- Records provided -
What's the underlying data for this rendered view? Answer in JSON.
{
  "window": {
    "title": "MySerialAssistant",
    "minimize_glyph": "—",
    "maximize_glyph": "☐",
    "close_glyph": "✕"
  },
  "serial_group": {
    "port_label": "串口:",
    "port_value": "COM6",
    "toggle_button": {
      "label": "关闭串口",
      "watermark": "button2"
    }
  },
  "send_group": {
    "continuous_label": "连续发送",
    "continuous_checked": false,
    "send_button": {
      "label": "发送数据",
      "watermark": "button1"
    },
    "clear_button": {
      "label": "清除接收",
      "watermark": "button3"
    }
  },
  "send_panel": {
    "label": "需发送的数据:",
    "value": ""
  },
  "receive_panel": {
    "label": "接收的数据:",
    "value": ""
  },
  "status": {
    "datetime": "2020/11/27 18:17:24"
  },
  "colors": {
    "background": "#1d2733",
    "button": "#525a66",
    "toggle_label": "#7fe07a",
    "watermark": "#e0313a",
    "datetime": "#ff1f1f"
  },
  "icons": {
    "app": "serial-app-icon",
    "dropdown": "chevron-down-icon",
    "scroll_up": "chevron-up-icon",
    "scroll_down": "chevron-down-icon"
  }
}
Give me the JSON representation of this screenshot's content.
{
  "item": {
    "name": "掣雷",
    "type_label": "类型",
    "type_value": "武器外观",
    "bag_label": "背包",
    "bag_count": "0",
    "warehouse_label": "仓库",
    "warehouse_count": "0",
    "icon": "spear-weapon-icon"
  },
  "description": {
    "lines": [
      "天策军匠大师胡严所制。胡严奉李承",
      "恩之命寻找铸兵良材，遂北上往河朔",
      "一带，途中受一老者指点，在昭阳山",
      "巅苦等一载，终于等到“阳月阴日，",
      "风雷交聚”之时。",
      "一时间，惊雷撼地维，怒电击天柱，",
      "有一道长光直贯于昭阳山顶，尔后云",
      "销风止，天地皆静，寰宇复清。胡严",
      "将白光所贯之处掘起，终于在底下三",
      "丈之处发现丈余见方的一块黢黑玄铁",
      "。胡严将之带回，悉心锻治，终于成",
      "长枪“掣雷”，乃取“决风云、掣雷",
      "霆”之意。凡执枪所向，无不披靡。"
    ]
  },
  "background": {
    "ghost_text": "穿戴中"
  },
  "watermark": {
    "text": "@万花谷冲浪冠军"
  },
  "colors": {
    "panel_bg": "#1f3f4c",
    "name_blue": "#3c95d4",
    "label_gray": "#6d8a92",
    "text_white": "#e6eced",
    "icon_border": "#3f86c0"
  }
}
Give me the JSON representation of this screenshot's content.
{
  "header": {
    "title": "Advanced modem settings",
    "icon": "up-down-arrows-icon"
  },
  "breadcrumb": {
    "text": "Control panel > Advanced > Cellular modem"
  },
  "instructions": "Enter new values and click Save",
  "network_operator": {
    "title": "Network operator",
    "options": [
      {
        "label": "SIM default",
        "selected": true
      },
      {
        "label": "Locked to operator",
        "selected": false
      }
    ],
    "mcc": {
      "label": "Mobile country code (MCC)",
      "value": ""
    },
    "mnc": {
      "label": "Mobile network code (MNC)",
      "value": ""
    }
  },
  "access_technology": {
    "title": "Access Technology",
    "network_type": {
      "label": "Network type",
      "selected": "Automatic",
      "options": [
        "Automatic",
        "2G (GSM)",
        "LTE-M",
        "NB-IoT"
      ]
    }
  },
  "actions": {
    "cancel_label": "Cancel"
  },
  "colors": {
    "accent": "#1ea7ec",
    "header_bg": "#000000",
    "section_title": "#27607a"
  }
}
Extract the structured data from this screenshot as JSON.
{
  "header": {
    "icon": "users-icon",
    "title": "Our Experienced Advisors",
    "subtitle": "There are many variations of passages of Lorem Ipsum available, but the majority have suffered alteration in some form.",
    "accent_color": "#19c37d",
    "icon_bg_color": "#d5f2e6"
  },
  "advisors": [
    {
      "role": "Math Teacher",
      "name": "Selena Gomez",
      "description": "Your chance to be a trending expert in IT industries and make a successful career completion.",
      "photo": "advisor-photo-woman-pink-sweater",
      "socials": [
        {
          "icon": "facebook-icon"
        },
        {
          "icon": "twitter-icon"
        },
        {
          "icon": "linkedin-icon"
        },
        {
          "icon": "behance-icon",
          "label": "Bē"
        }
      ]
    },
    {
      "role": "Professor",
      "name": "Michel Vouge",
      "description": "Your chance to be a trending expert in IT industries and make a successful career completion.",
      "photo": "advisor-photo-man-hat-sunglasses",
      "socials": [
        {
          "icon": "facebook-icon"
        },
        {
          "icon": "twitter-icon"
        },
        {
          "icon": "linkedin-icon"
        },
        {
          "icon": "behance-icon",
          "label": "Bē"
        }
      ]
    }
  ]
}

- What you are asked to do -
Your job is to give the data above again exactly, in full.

- Written response -
What's the underlying data for this rendered view? Answer in JSON.
{
  "window": {
    "title": "MySerialAssistant",
    "minimize_glyph": "—",
    "maximize_glyph": "☐",
    "close_glyph": "✕"
  },
  "serial_group": {
    "port_label": "串口:",
    "port_value": "COM6",
    "toggle_button": {
      "label": "关闭串口",
      "watermark": "button2"
    }
  },
  "send_group": {
    "continuous_label": "连续发送",
    "continuous_checked": false,
    "send_button": {
      "label": "发送数据",
      "watermark": "button1"
    },
    "clear_button": {
      "label": "清除接收",
      "watermark": "button3"
    }
  },
  "send_panel": {
    "label": "需发送的数据:",
    "value": ""
  },
  "receive_panel": {
    "label": "接收的数据:",
    "value": ""
  },
  "status": {
    "datetime": "2020/11/27 18:17:24"
  },
  "colors": {
    "background": "#1d2733",
    "button": "#525a66",
    "toggle_label": "#7fe07a",
    "watermark": "#e0313a",
    "datetime": "#ff1f1f"
  },
  "icons": {
    "app": "serial-app-icon",
    "dropdown": "chevron-down-icon",
    "scroll_up": "chevron-up-icon",
    "scroll_down": "chevron-down-icon"
  }
}
Give me the JSON representation of this screenshot's content.
{
  "item": {
    "name": "掣雷",
    "type_label": "类型",
    "type_value": "武器外观",
    "bag_label": "背包",
    "bag_count": "0",
    "warehouse_label": "仓库",
    "warehouse_count": "0",
    "icon": "spear-weapon-icon"
  },
  "description": {
    "lines": [
      "天策军匠大师胡严所制。胡严奉李承",
      "恩之命寻找铸兵良材，遂北上往河朔",
      "一带，途中受一老者指点，在昭阳山",
      "巅苦等一载，终于等到“阳月阴日，",
      "风雷交聚”之时。",
      "一时间，惊雷撼地维，怒电击天柱，",
      "有一道长光直贯于昭阳山顶，尔后云",
      "销风止，天地皆静，寰宇复清。胡严",
      "将白光所贯之处掘起，终于在底下三",
      "丈之处发现丈余见方的一块黢黑玄铁",
      "。胡严将之带回，悉心锻治，终于成",
      "长枪“掣雷”，乃取“决风云、掣雷",
      "霆”之意。凡执枪所向，无不披靡。"
    ]
  },
  "background": {
    "ghost_text": "穿戴中"
  },
  "watermark": {
    "text": "@万花谷冲浪冠军"
  },
  "colors": {
    "panel_bg": "#1f3f4c",
    "name_blue": "#3c95d4",
    "label_gray": "#6d8a92",
    "text_white": "#e6eced",
    "icon_border": "#3f86c0"
  }
}
Give me the JSON representation of this screenshot's content.
{
  "header": {
    "title": "Advanced modem settings",
    "icon": "up-down-arrows-icon"
  },
  "breadcrumb": {
    "text": "Control panel > Advanced > Cellular modem"
  },
  "instructions": "Enter new values and click Save",
  "network_operator": {
    "title": "Network operator",
    "options": [
      {
        "label": "SIM default",
        "selected": true
      },
      {
        "label": "Locked to operator",
        "selected": false
      }
    ],
    "mcc": {
      "label": "Mobile country code (MCC)",
      "value": ""
    },
    "mnc": {
      "label": "Mobile network code (MNC)",
      "value": ""
    }
  },
  "access_technology": {
    "title": "Access Technology",
    "network_type": {
      "label": "Network type",
      "selected": "Automatic",
      "options": [
        "Automatic",
        "2G (GSM)",
        "LTE-M",
        "NB-IoT"
      ]
    }
  },
  "actions": {
    "cancel_label": "Cancel"
  },
  "colors": {
    "accent": "#1ea7ec",
    "header_bg": "#000000",
    "section_title": "#27607a"
  }
}
Extract the structured data from this screenshot as JSON.
{
  "header": {
    "icon": "users-icon",
    "title": "Our Experienced Advisors",
    "subtitle": "There are many variations of passages of Lorem Ipsum available, but the majority have suffered alteration in some form.",
    "accent_color": "#19c37d",
    "icon_bg_color": "#d5f2e6"
  },
  "advisors": [
    {
      "role": "Math Teacher",
      "name": "Selena Gomez",
      "description": "Your chance to be a trending expert in IT industries and make a successful career completion.",
      "photo": "advisor-photo-woman-pink-sweater",
      "socials": [
        {
          "icon": "facebook-icon"
        },
        {
          "icon": "twitter-icon"
        },
        {
          "icon": "linkedin-icon"
        },
        {
          "icon": "behance-icon",
          "label": "Bē"
        }
      ]
    },
    {
      "role": "Professor",
      "name": "Michel Vouge",
      "description": "Your chance to be a trending expert in IT industries and make a successful career completion.",
      "photo": "advisor-photo-man-hat-sunglasses",
      "socials": [
        {
          "icon": "facebook-icon"
        },
        {
          "icon": "twitter-icon"
        },
        {
          "icon": "linkedin-icon"
        },
        {
          "icon": "behance-icon",
          "label": "Bē"
        }
      ]
    }
  ]
}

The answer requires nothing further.